Although modern and historical medical practices have involved the removal of one or both testicles for any number of reasons, prosthetic options have been very limited, and the variety of materials used has been interesting, to say the least: metal alloys, lucite, plexiglass, polyethylene and even marbles. Not surprisingly, these and other products were eventually discontinued or taken off the market, usually due to frequent patient dissatisfaction or apparent health risks to the individual receiving the implant.
Today, the only option approved by the Food and Drug Administration for replacing testes is Torosa from Coloplast, a prosthetic composed of a thin silicone elastomer shell filled with saline. Most men—more than 90 percent in findings from more than one study—who have had the procedure for aesthetic or cosmetic reasons have been satisfied with it; a lot of them report almost no substantial difference in look or feel.
Potential risks & concerns
As with any surgical procedure, there are some basic considerations to take into account.
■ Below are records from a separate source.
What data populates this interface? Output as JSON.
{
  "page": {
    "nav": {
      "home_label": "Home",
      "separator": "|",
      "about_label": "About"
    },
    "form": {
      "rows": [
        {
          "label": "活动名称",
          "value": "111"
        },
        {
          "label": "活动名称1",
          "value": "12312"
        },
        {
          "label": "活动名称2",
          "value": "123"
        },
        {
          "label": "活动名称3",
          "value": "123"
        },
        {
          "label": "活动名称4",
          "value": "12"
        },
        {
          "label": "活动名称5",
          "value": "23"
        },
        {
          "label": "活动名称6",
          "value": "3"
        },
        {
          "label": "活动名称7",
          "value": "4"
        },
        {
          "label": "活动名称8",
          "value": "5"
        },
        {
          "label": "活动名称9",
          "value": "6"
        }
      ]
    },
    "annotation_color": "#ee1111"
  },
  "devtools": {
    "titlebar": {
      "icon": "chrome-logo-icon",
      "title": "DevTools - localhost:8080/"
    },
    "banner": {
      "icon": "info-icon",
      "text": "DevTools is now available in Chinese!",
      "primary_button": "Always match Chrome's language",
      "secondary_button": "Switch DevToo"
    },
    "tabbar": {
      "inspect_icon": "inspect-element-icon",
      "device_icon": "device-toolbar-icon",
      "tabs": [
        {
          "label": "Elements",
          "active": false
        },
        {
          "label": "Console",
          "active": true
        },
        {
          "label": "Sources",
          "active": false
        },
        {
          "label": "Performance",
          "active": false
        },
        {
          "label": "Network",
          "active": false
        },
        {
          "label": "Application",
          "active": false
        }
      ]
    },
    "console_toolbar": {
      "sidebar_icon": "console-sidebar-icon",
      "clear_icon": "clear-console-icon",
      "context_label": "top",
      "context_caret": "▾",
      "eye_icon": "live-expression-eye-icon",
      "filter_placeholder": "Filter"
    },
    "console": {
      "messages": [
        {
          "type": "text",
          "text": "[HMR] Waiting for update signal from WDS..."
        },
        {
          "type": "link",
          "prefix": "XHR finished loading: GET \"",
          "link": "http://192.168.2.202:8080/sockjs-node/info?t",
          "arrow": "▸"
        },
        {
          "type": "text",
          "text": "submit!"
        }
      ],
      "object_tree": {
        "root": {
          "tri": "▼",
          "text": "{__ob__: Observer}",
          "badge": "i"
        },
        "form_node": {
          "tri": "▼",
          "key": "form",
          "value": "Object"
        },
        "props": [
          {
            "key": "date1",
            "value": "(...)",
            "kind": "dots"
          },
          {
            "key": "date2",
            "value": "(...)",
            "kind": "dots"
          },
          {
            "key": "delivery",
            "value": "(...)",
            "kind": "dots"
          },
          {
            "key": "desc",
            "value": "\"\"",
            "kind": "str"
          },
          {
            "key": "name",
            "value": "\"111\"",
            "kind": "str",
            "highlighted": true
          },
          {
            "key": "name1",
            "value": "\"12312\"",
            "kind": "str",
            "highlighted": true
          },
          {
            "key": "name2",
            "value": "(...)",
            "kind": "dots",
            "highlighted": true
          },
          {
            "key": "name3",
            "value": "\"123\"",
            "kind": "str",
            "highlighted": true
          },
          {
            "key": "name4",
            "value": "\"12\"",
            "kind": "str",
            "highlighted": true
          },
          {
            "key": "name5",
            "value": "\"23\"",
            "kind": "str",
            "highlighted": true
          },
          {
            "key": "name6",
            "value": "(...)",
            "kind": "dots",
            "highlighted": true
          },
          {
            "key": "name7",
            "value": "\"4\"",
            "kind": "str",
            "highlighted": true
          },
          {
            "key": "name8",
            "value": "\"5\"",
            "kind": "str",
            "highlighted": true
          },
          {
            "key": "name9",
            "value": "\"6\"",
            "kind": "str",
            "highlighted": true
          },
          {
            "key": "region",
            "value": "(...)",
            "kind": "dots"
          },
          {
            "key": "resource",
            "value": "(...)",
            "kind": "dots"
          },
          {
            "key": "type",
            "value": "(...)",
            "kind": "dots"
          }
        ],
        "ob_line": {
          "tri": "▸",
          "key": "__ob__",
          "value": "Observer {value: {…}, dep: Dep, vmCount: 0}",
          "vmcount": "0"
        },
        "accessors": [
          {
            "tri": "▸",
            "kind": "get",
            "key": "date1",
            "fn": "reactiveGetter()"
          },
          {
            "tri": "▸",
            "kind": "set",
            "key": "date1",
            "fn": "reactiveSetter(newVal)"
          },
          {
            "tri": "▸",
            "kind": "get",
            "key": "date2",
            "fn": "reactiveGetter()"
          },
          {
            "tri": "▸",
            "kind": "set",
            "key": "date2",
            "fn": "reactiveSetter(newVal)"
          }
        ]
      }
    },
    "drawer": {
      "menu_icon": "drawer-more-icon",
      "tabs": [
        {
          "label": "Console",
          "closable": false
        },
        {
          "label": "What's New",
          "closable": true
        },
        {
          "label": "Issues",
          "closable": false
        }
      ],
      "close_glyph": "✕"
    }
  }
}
Inflammation, infection and even rejection of the implants is not unheard of with testicular implantation, though such outcomes are notedly minimal.
Aside from medical concerns, there are financial matters to consider. Because the procedure is considered elective and not necessary from the perspective of maintaining overall health and well-being, it is often not covered by insurance. And, depending on the extent of the procedure and additional care needed after surgery, it can be quite expensive.
Healthcare providers and insurers are required to discuss prosthetic options with patients after a mastectomy resulting from breast cancer, but the same requirement is not present for men who lose one or both testicles due to cancer. Though gender reassignment surgeries have marginally increased the commonality of prosthetic testicle implants, the scope of manufacturing is quite limited and not considered an entirely profitable commercial venture.
The loss of a single testicle shouldn't affect biology much, as long as the remaining testicle is able to maintain regular testosterone production. A double orchiectomy, the removal of both testicles, is a different matter. But even then, testosterone replacement treatments can make up for most of the side effects of the surgery.
Losing any part of the body, for any reason, is a potentially traumatic experience for anyone. Despite the fact that prosthetic testicle implants are classified as a cosmetic procedure, men may feel differently. The disparity in availability might be a dire consequence indeed. The mental health aspect of feeling whole should not be discounted, and a positive mental state plays a big part in a person's overall well-being. There is also documented evidence that a positive outlook and a healthy self-image can contribute to improved physical health.
Regular checkups and self-examinations can reduce the risk of cancer development. In the event cancer or some other illness or injury becomes an issue, it's important to get complete consultation from qualified medical professionals to determine your best options for moving forward and being able to live your best life.